> PROBLEM DETAILS: Pull every line holding the string "title" from the records below.

----------------

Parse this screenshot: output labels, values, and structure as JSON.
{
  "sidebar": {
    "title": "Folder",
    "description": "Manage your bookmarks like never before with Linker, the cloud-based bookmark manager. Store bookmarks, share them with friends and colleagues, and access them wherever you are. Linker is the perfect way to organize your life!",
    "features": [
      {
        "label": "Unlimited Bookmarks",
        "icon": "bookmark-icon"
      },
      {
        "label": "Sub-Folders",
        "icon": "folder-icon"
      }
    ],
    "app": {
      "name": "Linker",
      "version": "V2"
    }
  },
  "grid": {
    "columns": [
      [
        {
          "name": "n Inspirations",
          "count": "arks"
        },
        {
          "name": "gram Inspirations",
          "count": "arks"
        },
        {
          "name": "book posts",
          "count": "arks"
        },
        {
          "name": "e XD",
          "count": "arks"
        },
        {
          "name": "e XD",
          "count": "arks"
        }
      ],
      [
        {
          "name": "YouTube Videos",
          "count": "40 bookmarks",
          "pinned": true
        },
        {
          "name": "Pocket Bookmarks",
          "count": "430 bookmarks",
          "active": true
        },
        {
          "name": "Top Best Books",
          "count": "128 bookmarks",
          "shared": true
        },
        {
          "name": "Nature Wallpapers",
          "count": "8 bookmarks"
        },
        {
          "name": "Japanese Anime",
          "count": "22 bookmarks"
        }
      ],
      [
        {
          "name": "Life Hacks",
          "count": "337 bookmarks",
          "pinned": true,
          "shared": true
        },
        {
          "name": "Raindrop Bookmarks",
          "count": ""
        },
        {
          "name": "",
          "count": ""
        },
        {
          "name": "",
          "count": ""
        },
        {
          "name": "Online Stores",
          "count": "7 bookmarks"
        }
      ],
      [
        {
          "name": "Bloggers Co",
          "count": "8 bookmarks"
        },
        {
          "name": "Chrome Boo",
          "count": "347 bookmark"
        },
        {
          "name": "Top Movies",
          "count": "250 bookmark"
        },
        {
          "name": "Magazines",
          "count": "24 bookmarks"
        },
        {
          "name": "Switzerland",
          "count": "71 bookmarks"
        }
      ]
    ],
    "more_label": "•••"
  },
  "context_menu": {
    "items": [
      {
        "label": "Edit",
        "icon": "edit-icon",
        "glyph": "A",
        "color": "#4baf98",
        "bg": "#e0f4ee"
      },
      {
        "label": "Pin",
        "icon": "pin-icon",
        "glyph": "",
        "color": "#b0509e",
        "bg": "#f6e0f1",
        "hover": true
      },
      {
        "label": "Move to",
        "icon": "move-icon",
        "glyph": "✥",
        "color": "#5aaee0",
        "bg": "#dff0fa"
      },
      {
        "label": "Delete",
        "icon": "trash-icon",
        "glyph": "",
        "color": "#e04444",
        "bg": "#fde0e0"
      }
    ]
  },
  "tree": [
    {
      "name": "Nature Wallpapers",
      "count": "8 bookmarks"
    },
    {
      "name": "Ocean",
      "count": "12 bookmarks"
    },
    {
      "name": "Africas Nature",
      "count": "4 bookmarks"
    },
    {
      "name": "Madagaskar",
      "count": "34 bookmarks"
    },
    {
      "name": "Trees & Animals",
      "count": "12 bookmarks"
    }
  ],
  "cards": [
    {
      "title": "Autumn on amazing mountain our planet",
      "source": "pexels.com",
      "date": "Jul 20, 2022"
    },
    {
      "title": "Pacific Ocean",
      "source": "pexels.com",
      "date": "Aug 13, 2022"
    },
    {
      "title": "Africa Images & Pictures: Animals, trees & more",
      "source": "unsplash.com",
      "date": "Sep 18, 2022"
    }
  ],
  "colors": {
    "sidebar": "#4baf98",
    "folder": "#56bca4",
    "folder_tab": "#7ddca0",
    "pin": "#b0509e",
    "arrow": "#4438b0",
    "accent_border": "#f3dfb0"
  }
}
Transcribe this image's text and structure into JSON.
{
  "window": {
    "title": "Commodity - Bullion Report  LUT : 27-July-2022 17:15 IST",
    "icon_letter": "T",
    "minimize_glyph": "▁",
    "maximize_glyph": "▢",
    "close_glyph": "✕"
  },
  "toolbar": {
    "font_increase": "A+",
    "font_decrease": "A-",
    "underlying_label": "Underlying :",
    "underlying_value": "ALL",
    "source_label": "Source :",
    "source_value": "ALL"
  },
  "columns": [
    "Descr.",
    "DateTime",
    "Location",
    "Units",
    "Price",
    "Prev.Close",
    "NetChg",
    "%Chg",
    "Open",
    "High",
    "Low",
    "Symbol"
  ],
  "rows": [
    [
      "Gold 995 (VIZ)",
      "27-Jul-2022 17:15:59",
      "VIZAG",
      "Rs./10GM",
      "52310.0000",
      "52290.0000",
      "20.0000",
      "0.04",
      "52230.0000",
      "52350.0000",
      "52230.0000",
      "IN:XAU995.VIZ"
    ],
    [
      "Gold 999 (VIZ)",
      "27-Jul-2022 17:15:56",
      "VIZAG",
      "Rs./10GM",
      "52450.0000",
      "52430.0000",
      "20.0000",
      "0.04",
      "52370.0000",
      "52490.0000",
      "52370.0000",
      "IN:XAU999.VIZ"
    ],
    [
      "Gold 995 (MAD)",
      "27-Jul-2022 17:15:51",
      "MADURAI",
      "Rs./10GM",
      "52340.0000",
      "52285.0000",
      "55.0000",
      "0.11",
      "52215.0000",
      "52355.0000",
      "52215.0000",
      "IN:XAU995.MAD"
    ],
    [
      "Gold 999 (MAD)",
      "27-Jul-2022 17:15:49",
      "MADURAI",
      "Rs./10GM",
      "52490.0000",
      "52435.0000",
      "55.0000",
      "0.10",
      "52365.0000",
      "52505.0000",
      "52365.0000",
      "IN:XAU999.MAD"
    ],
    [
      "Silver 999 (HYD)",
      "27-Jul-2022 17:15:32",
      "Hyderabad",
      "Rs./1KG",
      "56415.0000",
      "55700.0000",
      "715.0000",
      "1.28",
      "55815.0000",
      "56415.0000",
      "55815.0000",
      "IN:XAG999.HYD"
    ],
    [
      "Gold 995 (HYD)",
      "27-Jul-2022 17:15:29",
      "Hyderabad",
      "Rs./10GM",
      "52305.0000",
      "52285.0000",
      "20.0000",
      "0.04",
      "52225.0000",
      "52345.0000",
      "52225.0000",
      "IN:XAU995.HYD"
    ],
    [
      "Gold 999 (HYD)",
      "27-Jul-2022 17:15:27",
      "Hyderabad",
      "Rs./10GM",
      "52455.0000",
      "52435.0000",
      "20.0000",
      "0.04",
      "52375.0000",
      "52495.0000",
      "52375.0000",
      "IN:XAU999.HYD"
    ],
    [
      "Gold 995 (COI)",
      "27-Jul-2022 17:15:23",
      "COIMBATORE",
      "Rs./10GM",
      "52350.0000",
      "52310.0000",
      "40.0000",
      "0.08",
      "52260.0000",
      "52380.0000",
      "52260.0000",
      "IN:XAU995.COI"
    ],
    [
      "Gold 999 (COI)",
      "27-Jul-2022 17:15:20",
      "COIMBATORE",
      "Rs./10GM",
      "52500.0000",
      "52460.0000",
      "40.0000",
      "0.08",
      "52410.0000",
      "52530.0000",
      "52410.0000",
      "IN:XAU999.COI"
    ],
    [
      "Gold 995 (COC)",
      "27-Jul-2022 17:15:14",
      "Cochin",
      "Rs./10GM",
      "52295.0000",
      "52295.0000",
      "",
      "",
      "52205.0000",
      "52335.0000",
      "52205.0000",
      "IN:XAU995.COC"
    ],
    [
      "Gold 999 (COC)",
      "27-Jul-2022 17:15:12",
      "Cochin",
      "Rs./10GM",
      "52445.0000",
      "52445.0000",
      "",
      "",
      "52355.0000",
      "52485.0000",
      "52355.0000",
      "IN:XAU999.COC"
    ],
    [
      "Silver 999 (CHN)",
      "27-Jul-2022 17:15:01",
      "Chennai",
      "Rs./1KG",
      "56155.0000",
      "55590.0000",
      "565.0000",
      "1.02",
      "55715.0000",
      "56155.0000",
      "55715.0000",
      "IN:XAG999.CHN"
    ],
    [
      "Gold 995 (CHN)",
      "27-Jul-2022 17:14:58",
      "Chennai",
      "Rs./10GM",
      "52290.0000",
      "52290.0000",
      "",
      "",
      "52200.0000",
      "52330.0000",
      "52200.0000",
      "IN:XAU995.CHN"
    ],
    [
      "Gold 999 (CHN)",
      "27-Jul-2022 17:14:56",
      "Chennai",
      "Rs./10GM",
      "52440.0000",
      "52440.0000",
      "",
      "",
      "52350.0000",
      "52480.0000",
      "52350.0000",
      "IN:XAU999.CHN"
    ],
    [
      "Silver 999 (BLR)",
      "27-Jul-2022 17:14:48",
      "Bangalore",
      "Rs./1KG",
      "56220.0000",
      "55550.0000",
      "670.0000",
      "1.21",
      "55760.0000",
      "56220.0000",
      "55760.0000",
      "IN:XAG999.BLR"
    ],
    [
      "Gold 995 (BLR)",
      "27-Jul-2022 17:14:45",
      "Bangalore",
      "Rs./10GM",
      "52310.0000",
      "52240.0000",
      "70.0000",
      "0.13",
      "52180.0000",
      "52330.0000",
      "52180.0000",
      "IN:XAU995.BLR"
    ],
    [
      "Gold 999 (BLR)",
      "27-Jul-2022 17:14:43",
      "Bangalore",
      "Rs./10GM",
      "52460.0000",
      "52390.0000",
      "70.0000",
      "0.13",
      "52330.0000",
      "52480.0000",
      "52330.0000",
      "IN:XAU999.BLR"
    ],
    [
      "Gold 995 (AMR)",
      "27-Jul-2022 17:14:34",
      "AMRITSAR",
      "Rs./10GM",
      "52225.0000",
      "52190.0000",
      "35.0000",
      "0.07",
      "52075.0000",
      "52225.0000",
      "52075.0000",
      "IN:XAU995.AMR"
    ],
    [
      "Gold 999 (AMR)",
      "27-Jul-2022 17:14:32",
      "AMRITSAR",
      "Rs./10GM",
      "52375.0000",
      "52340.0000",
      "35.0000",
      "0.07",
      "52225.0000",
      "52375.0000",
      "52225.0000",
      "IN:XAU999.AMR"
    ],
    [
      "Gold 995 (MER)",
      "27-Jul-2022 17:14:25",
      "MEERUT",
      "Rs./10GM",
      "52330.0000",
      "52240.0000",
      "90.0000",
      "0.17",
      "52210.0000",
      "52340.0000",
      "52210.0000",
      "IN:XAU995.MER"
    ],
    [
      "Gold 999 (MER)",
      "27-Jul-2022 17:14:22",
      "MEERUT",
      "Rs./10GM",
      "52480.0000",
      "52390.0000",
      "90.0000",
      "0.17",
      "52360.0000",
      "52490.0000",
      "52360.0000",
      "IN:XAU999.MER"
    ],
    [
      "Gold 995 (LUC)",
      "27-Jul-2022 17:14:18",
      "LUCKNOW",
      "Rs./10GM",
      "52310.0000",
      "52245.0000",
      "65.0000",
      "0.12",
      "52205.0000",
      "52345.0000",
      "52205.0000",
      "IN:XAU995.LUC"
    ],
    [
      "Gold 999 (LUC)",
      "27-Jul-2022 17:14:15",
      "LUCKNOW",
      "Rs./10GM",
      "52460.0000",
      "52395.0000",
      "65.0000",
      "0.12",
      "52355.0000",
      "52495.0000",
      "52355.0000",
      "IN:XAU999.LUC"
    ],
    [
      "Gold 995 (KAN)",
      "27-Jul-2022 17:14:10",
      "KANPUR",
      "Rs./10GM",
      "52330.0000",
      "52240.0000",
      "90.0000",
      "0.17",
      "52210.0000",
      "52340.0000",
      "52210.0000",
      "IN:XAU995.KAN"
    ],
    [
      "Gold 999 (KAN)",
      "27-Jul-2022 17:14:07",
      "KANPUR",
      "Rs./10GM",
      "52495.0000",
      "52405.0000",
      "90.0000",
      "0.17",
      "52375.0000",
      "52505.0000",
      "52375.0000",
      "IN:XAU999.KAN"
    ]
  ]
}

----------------

> WRITTEN REPLY:
    "title": "Folder",
      "title": "Autumn on amazing mountain our planet",
      "title": "Pacific Ocean",
      "title": "Africa Images & Pictures: Animals, trees & more",
    "title": "Commodity - Bullion Report  LUT : 27-July-2022 17:15 IST",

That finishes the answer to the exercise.